======== EXTRACTED MATERIAL ========
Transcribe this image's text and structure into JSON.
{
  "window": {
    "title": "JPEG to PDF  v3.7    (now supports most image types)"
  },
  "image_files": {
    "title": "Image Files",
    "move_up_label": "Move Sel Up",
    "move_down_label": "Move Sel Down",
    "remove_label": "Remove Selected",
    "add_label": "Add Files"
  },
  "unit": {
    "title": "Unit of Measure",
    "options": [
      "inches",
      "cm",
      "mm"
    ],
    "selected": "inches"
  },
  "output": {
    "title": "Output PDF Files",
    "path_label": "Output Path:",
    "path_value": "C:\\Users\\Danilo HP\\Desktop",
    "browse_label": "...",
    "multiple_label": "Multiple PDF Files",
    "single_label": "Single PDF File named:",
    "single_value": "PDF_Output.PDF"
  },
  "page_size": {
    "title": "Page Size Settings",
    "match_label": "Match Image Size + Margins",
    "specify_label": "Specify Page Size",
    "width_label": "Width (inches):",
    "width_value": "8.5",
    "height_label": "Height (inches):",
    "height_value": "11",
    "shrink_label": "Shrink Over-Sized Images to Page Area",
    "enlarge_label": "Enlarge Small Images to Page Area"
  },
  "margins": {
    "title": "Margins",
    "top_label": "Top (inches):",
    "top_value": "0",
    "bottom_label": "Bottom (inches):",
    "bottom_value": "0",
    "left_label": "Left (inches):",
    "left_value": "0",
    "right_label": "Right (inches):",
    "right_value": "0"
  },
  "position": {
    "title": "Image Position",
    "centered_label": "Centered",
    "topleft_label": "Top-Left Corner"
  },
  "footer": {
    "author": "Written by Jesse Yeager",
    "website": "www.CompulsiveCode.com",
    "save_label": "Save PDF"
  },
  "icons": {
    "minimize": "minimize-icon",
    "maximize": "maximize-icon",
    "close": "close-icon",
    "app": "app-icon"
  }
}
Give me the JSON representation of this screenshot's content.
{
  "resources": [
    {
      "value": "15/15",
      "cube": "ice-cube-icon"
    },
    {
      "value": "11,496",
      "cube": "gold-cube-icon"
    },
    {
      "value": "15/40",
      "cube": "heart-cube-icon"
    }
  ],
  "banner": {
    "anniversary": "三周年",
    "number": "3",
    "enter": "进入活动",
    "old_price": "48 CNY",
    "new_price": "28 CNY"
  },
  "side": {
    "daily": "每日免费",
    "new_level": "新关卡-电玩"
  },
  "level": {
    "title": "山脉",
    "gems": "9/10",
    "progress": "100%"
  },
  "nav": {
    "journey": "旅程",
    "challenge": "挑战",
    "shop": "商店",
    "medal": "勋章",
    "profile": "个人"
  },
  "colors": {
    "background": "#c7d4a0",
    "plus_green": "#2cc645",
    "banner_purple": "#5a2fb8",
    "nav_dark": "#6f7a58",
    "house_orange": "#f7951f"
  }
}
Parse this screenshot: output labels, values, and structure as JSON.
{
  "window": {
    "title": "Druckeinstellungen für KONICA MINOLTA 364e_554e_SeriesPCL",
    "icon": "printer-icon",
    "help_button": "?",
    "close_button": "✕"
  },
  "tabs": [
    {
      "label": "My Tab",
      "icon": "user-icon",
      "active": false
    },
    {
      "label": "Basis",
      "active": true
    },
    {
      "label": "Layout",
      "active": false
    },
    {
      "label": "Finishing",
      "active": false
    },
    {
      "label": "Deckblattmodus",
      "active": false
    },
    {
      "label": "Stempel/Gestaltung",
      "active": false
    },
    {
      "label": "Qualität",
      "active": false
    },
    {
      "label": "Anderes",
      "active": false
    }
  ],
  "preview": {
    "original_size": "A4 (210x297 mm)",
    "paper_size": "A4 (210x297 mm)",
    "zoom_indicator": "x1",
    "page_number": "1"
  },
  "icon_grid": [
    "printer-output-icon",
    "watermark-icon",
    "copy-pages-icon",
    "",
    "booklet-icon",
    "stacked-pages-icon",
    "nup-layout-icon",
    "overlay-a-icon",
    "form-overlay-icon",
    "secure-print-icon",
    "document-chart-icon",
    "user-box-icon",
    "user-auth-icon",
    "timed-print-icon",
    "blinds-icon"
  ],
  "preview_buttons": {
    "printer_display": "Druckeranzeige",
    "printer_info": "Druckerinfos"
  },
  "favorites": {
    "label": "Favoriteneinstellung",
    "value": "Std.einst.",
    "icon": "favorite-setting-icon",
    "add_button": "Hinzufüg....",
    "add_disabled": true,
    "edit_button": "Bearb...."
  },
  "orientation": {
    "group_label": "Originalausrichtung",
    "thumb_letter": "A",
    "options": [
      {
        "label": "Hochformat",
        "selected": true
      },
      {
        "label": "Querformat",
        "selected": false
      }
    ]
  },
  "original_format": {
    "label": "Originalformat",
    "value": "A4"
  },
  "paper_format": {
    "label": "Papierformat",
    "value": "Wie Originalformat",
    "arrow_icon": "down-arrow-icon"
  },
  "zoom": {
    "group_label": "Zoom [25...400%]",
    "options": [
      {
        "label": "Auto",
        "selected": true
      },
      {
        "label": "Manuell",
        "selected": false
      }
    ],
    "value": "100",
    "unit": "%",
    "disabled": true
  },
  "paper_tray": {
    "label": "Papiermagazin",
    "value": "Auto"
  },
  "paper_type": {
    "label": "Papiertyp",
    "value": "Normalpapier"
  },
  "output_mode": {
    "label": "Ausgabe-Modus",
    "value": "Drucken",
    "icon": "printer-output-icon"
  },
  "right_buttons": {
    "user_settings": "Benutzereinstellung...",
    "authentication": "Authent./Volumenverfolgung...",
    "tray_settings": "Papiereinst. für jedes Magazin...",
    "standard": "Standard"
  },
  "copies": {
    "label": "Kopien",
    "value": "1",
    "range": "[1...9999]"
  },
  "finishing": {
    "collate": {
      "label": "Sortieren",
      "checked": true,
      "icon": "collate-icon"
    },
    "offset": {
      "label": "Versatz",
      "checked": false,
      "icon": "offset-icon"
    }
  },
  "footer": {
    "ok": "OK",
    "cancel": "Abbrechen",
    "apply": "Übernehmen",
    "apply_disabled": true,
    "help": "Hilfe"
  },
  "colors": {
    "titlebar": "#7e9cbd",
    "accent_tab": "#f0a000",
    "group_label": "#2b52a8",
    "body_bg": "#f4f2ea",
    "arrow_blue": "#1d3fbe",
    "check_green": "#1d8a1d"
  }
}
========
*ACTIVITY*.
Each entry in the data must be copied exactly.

*OUTPUT*.
Transcribe this image's text and structure into JSON.
{
  "window": {
    "title": "JPEG to PDF  v3.7    (now supports most image types)"
  },
  "image_files": {
    "title": "Image Files",
    "move_up_label": "Move Sel Up",
    "move_down_label": "Move Sel Down",
    "remove_label": "Remove Selected",
    "add_label": "Add Files"
  },
  "unit": {
    "title": "Unit of Measure",
    "options": [
      "inches",
      "cm",
      "mm"
    ],
    "selected": "inches"
  },
  "output": {
    "title": "Output PDF Files",
    "path_label": "Output Path:",
    "path_value": "C:\\Users\\Danilo HP\\Desktop",
    "browse_label": "...",
    "multiple_label": "Multiple PDF Files",
    "single_label": "Single PDF File named:",
    "single_value": "PDF_Output.PDF"
  },
  "page_size": {
    "title": "Page Size Settings",
    "match_label": "Match Image Size + Margins",
    "specify_label": "Specify Page Size",
    "width_label": "Width (inches):",
    "width_value": "8.5",
    "height_label": "Height (inches):",
    "height_value": "11",
    "shrink_label": "Shrink Over-Sized Images to Page Area",
    "enlarge_label": "Enlarge Small Images to Page Area"
  },
  "margins": {
    "title": "Margins",
    "top_label": "Top (inches):",
    "top_value": "0",
    "bottom_label": "Bottom (inches):",
    "bottom_value": "0",
    "left_label": "Left (inches):",
    "left_value": "0",
    "right_label": "Right (inches):",
    "right_value": "0"
  },
  "position": {
    "title": "Image Position",
    "centered_label": "Centered",
    "topleft_label": "Top-Left Corner"
  },
  "footer": {
    "author": "Written by Jesse Yeager",
    "website": "www.CompulsiveCode.com",
    "save_label": "Save PDF"
  },
  "icons": {
    "minimize": "minimize-icon",
    "maximize": "maximize-icon",
    "close": "close-icon",
    "app": "app-icon"
  }
}
Give me the JSON representation of this screenshot's content.
{
  "resources": [
    {
      "value": "15/15",
      "cube": "ice-cube-icon"
    },
    {
      "value": "11,496",
      "cube": "gold-cube-icon"
    },
    {
      "value": "15/40",
      "cube": "heart-cube-icon"
    }
  ],
  "banner": {
    "anniversary": "三周年",
    "number": "3",
    "enter": "进入活动",
    "old_price": "48 CNY",
    "new_price": "28 CNY"
  },
  "side": {
    "daily": "每日免费",
    "new_level": "新关卡-电玩"
  },
  "level": {
    "title": "山脉",
    "gems": "9/10",
    "progress": "100%"
  },
  "nav": {
    "journey": "旅程",
    "challenge": "挑战",
    "shop": "商店",
    "medal": "勋章",
    "profile": "个人"
  },
  "colors": {
    "background": "#c7d4a0",
    "plus_green": "#2cc645",
    "banner_purple": "#5a2fb8",
    "nav_dark": "#6f7a58",
    "house_orange": "#f7951f"
  }
}
Parse this screenshot: output labels, values, and structure as JSON.
{
  "window": {
    "title": "Druckeinstellungen für KONICA MINOLTA 364e_554e_SeriesPCL",
    "icon": "printer-icon",
    "help_button": "?",
    "close_button": "✕"
  },
  "tabs": [
    {
      "label": "My Tab",
      "icon": "user-icon",
      "active": false
    },
    {
      "label": "Basis",
      "active": true
    },
    {
      "label": "Layout",
      "active": false
    },
    {
      "label": "Finishing",
      "active": false
    },
    {
      "label": "Deckblattmodus",
      "active": false
    },
    {
      "label": "Stempel/Gestaltung",
      "active": false
    },
    {
      "label": "Qualität",
      "active": false
    },
    {
      "label": "Anderes",
      "active": false
    }
  ],
  "preview": {
    "original_size": "A4 (210x297 mm)",
    "paper_size": "A4 (210x297 mm)",
    "zoom_indicator": "x1",
    "page_number": "1"
  },
  "icon_grid": [
    "printer-output-icon",
    "watermark-icon",
    "copy-pages-icon",
    "",
    "booklet-icon",
    "stacked-pages-icon",
    "nup-layout-icon",
    "overlay-a-icon",
    "form-overlay-icon",
    "secure-print-icon",
    "document-chart-icon",
    "user-box-icon",
    "user-auth-icon",
    "timed-print-icon",
    "blinds-icon"
  ],
  "preview_buttons": {
    "printer_display": "Druckeranzeige",
    "printer_info": "Druckerinfos"
  },
  "favorites": {
    "label": "Favoriteneinstellung",
    "value": "Std.einst.",
    "icon": "favorite-setting-icon",
    "add_button": "Hinzufüg....",
    "add_disabled": true,
    "edit_button": "Bearb...."
  },
  "orientation": {
    "group_label": "Originalausrichtung",
    "thumb_letter": "A",
    "options": [
      {
        "label": "Hochformat",
        "selected": true
      },
      {
        "label": "Querformat",
        "selected": false
      }
    ]
  },
  "original_format": {
    "label": "Originalformat",
    "value": "A4"
  },
  "paper_format": {
    "label": "Papierformat",
    "value": "Wie Originalformat",
    "arrow_icon": "down-arrow-icon"
  },
  "zoom": {
    "group_label": "Zoom [25...400%]",
    "options": [
      {
        "label": "Auto",
        "selected": true
      },
      {
        "label": "Manuell",
        "selected": false
      }
    ],
    "value": "100",
    "unit": "%",
    "disabled": true
  },
  "paper_tray": {
    "label": "Papiermagazin",
    "value": "Auto"
  },
  "paper_type": {
    "label": "Papiertyp",
    "value": "Normalpapier"
  },
  "output_mode": {
    "label": "Ausgabe-Modus",
    "value": "Drucken",
    "icon": "printer-output-icon"
  },
  "right_buttons": {
    "user_settings": "Benutzereinstellung...",
    "authentication": "Authent./Volumenverfolgung...",
    "tray_settings": "Papiereinst. für jedes Magazin...",
    "standard": "Standard"
  },
  "copies": {
    "label": "Kopien",
    "value": "1",
    "range": "[1...9999]"
  },
  "finishing": {
    "collate": {
      "label": "Sortieren",
      "checked": true,
      "icon": "collate-icon"
    },
    "offset": {
      "label": "Versatz",
      "checked": false,
      "icon": "offset-icon"
    }
  },
  "footer": {
    "ok": "OK",
    "cancel": "Abbrechen",
    "apply": "Übernehmen",
    "apply_disabled": true,
    "help": "Hilfe"
  },
  "colors": {
    "titlebar": "#7e9cbd",
    "accent_tab": "#f0a000",
    "group_label": "#2b52a8",
    "body_bg": "#f4f2ea",
    "arrow_blue": "#1d3fbe",
    "check_green": "#1d8a1d"
  }
}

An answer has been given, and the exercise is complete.